**Activity**
Check each line below for the word "الشيفت", and copy those that have it.

[Source records — start]

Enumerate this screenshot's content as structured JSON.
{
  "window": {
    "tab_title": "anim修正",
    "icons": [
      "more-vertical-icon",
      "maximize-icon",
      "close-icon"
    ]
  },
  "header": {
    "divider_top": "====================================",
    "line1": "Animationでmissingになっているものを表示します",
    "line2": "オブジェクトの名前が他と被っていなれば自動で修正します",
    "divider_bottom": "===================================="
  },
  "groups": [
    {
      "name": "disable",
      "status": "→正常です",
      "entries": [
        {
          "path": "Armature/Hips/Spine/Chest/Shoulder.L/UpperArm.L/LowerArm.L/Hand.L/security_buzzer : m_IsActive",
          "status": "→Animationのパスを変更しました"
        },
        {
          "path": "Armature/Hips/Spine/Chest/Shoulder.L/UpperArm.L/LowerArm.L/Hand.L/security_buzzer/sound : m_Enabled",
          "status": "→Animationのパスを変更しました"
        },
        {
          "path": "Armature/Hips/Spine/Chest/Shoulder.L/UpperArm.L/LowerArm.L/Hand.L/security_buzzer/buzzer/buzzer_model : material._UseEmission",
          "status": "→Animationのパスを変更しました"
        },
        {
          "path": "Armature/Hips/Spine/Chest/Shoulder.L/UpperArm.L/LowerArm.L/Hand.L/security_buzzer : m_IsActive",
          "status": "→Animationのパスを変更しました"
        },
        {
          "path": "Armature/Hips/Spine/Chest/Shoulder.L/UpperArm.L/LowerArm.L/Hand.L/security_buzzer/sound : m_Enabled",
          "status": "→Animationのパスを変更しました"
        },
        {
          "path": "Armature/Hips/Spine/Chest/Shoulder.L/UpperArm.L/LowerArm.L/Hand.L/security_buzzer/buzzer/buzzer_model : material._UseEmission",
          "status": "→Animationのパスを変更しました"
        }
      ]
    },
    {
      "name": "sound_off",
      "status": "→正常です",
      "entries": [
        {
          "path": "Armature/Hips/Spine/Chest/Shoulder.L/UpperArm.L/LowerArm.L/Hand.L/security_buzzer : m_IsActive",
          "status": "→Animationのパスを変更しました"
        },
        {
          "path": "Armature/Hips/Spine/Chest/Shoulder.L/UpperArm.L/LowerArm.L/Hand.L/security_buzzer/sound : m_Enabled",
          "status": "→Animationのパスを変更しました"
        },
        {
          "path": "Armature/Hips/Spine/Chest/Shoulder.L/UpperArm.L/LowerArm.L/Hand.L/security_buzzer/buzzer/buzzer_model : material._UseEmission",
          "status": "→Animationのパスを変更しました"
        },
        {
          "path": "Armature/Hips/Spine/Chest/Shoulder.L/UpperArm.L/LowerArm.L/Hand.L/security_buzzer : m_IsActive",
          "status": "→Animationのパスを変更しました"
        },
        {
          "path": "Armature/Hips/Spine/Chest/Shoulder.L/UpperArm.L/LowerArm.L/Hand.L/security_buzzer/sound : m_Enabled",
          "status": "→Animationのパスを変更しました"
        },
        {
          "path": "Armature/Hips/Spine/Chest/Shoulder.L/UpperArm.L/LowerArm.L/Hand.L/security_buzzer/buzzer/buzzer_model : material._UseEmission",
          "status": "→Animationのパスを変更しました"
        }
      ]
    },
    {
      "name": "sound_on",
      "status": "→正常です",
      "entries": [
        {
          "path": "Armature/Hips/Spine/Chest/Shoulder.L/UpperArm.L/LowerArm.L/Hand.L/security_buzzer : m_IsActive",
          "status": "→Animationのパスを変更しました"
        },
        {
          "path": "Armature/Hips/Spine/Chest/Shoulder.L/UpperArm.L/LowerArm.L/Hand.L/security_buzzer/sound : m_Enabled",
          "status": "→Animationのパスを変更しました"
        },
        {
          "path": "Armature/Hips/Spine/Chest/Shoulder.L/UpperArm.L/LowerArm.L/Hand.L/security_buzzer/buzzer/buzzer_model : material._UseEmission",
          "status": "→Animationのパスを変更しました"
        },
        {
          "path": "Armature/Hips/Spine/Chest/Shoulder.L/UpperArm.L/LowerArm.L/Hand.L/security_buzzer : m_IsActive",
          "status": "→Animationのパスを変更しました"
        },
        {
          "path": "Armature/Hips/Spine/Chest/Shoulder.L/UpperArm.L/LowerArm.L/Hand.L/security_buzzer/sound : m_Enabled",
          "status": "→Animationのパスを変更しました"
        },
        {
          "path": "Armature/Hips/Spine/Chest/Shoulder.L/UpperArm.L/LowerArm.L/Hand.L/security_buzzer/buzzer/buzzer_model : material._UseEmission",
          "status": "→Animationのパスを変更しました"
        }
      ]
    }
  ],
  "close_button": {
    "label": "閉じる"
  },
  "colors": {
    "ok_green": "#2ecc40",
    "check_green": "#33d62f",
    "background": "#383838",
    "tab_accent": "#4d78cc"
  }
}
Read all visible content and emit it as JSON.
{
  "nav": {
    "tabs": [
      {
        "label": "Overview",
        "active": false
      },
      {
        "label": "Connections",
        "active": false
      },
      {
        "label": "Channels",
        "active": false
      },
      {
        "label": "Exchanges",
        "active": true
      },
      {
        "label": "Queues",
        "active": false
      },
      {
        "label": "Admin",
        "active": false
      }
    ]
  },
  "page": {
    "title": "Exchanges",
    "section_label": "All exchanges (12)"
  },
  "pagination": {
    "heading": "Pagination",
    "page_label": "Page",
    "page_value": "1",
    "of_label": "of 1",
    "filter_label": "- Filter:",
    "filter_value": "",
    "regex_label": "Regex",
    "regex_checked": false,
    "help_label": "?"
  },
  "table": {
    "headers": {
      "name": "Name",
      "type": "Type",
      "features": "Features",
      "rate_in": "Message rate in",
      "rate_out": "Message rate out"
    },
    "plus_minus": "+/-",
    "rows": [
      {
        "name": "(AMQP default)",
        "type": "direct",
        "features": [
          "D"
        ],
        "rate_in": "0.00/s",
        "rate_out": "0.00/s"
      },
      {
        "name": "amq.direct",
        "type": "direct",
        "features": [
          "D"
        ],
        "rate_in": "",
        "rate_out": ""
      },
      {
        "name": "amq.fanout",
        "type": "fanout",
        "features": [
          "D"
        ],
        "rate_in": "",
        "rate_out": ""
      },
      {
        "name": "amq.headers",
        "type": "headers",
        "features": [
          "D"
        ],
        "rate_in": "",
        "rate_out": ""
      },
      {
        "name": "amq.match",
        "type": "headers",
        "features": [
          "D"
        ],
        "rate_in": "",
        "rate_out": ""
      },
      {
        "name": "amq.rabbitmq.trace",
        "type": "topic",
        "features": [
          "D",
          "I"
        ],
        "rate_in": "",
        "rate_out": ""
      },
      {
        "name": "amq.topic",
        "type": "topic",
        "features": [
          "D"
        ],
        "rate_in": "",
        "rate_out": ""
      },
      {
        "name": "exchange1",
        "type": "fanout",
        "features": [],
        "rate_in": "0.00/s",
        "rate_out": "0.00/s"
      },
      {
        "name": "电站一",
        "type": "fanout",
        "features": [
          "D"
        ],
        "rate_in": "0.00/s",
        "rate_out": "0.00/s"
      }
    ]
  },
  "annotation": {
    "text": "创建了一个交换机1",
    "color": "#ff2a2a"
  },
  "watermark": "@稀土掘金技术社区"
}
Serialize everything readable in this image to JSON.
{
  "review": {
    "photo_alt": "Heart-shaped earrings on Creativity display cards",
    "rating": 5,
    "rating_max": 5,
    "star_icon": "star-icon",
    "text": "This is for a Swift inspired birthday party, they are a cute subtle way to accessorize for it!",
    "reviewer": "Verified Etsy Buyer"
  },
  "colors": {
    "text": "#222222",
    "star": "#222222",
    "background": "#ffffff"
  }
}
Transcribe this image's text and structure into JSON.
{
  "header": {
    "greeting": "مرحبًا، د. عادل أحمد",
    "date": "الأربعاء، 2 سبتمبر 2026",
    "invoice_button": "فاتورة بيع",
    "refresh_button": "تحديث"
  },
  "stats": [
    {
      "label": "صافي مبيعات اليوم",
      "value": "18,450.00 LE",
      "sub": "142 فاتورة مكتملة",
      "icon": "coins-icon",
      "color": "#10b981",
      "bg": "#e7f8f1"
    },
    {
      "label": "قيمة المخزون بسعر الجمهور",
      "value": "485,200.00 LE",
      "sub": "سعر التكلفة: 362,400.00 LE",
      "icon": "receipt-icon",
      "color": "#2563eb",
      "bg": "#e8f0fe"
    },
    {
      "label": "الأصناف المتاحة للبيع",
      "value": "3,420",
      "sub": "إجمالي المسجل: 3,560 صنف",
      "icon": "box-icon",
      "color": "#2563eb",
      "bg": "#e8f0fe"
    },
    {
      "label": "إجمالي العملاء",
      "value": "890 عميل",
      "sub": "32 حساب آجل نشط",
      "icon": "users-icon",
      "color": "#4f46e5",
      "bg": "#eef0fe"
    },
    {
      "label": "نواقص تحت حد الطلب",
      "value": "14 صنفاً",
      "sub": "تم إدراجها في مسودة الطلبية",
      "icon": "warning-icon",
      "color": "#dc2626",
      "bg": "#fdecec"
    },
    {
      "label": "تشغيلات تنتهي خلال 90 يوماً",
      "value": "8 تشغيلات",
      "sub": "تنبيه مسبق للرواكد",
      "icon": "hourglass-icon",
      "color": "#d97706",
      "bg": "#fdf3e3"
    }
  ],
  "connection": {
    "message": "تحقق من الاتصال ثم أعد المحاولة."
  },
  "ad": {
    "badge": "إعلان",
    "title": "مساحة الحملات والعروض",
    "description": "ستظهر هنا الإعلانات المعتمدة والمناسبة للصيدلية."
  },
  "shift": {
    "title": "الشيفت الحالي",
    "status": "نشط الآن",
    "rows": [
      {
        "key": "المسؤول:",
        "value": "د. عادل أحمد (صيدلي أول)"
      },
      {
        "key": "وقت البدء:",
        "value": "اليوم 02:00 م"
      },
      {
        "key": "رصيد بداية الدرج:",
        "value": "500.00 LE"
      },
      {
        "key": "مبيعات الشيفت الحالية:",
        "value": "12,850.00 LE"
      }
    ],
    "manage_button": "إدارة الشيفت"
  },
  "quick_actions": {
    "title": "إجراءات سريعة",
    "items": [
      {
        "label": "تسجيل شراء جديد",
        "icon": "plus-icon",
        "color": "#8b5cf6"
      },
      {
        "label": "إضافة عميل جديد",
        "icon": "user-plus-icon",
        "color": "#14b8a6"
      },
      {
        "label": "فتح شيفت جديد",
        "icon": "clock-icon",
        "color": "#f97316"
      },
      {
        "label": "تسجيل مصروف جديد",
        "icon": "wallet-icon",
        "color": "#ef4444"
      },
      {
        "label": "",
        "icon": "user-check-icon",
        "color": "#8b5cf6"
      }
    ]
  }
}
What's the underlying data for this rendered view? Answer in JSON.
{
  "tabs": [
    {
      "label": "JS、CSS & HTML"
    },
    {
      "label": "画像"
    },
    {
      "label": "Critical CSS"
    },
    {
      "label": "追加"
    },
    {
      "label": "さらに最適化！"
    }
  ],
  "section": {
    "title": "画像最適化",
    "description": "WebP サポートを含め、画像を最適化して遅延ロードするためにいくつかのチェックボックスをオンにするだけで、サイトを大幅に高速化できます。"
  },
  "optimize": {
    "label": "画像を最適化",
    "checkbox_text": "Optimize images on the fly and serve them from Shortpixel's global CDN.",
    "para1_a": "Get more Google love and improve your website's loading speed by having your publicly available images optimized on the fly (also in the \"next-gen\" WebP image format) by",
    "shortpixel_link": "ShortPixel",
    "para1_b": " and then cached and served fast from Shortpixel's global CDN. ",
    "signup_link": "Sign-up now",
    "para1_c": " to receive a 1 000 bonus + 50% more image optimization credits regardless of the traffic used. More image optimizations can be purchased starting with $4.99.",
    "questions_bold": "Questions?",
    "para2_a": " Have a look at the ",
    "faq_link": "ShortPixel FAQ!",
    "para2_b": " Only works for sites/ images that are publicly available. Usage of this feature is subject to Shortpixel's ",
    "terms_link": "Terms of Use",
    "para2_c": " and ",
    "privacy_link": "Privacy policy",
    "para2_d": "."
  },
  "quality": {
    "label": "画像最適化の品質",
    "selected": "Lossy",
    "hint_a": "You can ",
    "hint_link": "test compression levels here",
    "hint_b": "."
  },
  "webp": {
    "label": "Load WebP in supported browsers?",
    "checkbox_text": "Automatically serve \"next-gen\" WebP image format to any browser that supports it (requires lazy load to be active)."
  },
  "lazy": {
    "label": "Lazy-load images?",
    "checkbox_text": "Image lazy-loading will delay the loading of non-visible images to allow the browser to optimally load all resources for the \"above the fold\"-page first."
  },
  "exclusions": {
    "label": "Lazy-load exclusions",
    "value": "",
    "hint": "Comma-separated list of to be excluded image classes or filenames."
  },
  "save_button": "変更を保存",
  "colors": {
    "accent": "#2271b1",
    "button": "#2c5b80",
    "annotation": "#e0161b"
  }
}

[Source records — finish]

**Task output**
    "title": "الشيفت الحالي",
        "key": "مبيعات الشيفت الحالية:",
    "manage_button": "إدارة الشيفت"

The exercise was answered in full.